When Trampled By Turtles went on David Letterman’s show earlier this month to play their song “Are You Behind the Shining Star?”, their host wasted no time revealing what a New Yorker knows about the band’s hometown.
“Duluth. That’s iron ore country? Taconite, that’s right.” Then Letterman turned to Paul Shaffer, who seemed to be laughing off camera. “What’s the matter? It is! Then they lower ‘em on the ore boat and send ‘em down where they used to make steel.”
The Zenith City of the Unsalted Seas (a nickname bestowed in 1868 by newspaperman Thomas Preston Foster) is about much more than taconite, but the mining and shipping industries continue to define the city in the national imagination—and to shape its urban landscape. When I was growing up in Duluth in the 1980s, I was awed by the towering mountains of taconite pellets, the vast ore ships, and the giant trucks with tires taller than I was.
On the banks of the Great Lake stretching to the horizon—local meteorologists providing separate weather forecasts for “inland” and “by the lake shore”—everything was big, from the anchors we climbed on at Canal Park to the flocks of seagulls we fed there. My dream of a seagull following our car home and staying to live in our house on Woodland Avenue never came true, but I still have a handful of Christmas ornaments attesting to my short-lived fascination with those gregarious grey-and-white fowl.
I didn’t know very much about Duluth’s music scene: for me as a grade-schooler, Duluth music was “Time After Time” and “We Are the World” on MTV, and booming ads for THE LAST PLACE ON EARTH, where you could go to buy the hottest new cassettes. (Christmas shopping for my cousin, my mom walked up to the counter and asked if they had a copy of Heart by Bad Animals.) The only live music I remember seeing was a polka band at Ironworld.
The great local music scene that was off my radar as a kid is definitely on my radar now—mine, and everyone’s. Duluth is making a name for itself far and wide as a North Country hothouse of musical collaboration; two of Minnesota’s best-known bands are Trampled By Turtles and Low, whose Alan Sparhawk produced TBT’s new album Wild Animals. Musical voyageurs like Charlie Parr have found the city to be a welcoming home, and touring bands like Wilco love to play there. Exuberant indie rock bands like Low Forms rub elbows with EDM DJs and hip-hop MCs.
Duluth is full of unforgettable places, and that includes places to hear music. There’s the epic Bayfront Festival Park, the hopping Pizza Lucé, and the historic Norshor Theatre—soon to reopen after renovations. When the Current visits Duluth this weekend, we’ll be presenting performances by Low, Tin Can Gin, and Sarah Krueger at the new Red Herring Lounge, opened by Chaperone Records founder Bob Monahan.
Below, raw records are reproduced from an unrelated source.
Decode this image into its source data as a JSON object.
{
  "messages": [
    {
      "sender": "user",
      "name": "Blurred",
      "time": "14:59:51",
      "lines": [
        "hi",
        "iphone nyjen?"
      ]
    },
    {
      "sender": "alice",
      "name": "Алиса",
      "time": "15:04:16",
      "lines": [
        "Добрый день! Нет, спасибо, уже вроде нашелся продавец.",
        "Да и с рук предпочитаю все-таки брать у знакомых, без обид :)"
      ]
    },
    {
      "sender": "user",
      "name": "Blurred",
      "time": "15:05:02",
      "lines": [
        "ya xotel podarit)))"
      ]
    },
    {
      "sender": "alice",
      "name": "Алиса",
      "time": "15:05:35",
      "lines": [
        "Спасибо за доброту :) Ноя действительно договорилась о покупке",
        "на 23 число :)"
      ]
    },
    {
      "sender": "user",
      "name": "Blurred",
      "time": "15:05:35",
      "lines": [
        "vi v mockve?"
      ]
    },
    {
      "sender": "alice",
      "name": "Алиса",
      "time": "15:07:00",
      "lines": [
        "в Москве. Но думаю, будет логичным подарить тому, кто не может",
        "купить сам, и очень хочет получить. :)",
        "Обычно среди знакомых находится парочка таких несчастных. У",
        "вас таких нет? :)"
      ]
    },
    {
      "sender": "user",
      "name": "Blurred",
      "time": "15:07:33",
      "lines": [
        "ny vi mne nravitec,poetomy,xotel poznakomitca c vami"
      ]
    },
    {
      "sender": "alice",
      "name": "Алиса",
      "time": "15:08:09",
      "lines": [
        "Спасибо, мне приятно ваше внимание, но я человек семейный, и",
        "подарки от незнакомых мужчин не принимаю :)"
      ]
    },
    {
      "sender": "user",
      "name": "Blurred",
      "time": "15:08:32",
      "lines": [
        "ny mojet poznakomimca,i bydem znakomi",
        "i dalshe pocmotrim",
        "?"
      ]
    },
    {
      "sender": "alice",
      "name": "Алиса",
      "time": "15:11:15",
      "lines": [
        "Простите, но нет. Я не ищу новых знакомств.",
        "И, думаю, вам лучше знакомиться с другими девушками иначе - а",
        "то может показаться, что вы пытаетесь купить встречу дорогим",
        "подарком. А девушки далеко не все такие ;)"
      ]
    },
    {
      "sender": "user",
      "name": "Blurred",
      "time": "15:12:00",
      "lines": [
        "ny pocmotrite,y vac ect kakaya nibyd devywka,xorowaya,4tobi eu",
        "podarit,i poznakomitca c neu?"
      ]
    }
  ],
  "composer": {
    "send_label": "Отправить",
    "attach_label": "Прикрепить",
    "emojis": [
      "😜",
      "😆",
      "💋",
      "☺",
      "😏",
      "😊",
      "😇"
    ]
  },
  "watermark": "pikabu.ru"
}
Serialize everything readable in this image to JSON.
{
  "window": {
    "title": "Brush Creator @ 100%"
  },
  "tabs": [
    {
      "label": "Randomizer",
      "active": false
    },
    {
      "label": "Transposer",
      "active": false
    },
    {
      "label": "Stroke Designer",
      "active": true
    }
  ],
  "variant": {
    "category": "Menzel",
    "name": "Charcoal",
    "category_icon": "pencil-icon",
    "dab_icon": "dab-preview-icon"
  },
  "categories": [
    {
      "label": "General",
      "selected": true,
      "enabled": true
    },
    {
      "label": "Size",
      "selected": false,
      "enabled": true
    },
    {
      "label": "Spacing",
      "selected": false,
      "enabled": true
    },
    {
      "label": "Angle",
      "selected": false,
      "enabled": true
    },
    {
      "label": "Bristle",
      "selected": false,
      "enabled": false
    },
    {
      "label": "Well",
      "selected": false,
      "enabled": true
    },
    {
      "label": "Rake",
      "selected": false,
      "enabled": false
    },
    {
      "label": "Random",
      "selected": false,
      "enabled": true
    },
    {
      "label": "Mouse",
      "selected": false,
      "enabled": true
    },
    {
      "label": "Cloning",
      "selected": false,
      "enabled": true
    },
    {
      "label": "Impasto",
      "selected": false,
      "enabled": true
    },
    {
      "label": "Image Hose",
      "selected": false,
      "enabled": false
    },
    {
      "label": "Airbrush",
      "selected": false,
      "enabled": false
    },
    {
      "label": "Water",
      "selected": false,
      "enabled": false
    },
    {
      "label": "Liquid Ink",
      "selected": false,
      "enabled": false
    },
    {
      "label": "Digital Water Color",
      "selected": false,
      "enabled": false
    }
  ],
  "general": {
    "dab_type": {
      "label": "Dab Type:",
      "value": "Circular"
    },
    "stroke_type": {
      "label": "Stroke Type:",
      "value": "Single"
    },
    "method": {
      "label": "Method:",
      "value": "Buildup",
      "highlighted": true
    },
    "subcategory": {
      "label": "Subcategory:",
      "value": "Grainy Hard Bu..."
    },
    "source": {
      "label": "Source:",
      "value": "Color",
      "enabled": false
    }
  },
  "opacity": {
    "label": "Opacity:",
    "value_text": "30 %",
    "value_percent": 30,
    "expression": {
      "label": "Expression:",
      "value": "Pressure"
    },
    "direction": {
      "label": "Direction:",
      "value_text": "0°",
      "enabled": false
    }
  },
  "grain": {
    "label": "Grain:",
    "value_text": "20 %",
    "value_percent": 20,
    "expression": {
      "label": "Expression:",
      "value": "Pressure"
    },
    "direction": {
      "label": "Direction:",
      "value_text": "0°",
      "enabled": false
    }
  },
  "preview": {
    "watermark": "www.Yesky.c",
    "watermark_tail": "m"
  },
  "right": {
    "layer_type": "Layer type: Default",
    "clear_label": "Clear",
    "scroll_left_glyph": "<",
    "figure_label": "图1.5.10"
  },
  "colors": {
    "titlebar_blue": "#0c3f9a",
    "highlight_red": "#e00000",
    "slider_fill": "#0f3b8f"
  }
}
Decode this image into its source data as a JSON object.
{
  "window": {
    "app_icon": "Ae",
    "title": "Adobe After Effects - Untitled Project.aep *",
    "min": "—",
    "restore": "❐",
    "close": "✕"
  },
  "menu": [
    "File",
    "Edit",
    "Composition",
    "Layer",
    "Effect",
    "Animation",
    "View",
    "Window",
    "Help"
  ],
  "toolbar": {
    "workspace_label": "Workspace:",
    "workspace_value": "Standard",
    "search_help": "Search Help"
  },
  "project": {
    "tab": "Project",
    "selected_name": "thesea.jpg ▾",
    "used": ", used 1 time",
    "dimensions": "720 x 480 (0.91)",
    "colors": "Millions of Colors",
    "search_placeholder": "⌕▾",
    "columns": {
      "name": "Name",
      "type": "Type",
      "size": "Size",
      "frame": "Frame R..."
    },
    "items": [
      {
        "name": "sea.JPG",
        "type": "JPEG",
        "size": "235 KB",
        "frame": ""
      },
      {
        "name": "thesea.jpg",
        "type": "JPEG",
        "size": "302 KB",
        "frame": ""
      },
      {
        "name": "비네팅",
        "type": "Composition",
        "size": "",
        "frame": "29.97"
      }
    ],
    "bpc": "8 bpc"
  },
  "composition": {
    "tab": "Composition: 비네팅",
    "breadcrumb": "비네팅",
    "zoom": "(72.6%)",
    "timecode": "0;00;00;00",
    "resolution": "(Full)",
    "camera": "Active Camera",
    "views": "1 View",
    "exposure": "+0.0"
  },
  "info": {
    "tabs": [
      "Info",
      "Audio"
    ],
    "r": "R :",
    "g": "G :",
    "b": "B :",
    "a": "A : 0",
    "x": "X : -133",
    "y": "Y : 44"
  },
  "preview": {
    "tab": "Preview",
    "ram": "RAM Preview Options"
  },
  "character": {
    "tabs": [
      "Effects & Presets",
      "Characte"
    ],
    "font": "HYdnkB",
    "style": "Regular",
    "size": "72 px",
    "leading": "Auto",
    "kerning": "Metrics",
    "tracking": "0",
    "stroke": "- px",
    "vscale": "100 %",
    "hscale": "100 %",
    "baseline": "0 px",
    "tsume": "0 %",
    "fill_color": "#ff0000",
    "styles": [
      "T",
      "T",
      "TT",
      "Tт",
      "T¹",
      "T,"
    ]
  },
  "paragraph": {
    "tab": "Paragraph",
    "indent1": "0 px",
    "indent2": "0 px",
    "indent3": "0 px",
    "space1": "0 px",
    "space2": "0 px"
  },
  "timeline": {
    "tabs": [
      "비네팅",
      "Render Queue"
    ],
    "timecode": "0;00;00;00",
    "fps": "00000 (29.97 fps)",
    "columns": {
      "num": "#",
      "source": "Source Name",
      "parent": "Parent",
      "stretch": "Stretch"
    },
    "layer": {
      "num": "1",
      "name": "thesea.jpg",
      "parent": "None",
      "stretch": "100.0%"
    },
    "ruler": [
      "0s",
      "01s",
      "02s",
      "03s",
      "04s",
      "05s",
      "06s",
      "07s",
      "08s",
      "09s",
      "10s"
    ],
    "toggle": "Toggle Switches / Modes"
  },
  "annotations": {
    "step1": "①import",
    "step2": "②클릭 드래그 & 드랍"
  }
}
A house now stands on the empty field where my friends and I used to play Wiffle ball, and my family’s former house on Woodland has been expanded with a giant porch in place of the concrete patio where I used to hit a tennis ball against the wall and imagine I was playing against Snoopy at Wimbledon; but otherwise my old neighborhood is much the same. You can still walk down past the dead end street to Chester Creek, you can still bike up to Mount Royal and buy candy, and you can still hear the ships sounding their horns as they approach the Aerial Lift Bridge.
I live in Minneapolis now, and much as I remember about Duluth as it was, there’s a lot I’m excited to learn about Duluth as it is today. I’m looking forward to visiting new spots—such as the Endion Station Public House, where Jill Riley and Steve Seel will be broadcasting live from 3:00-7:00 p.m.—and meeting new people, and hearing new music on a new stage. But then I’ll head down to the the Depot and climb into the driver’s seat of one of those giant locomotives. I’ll lean out the window, smell that tangy air, and I’ll be home again at the edge of the unsalted seas.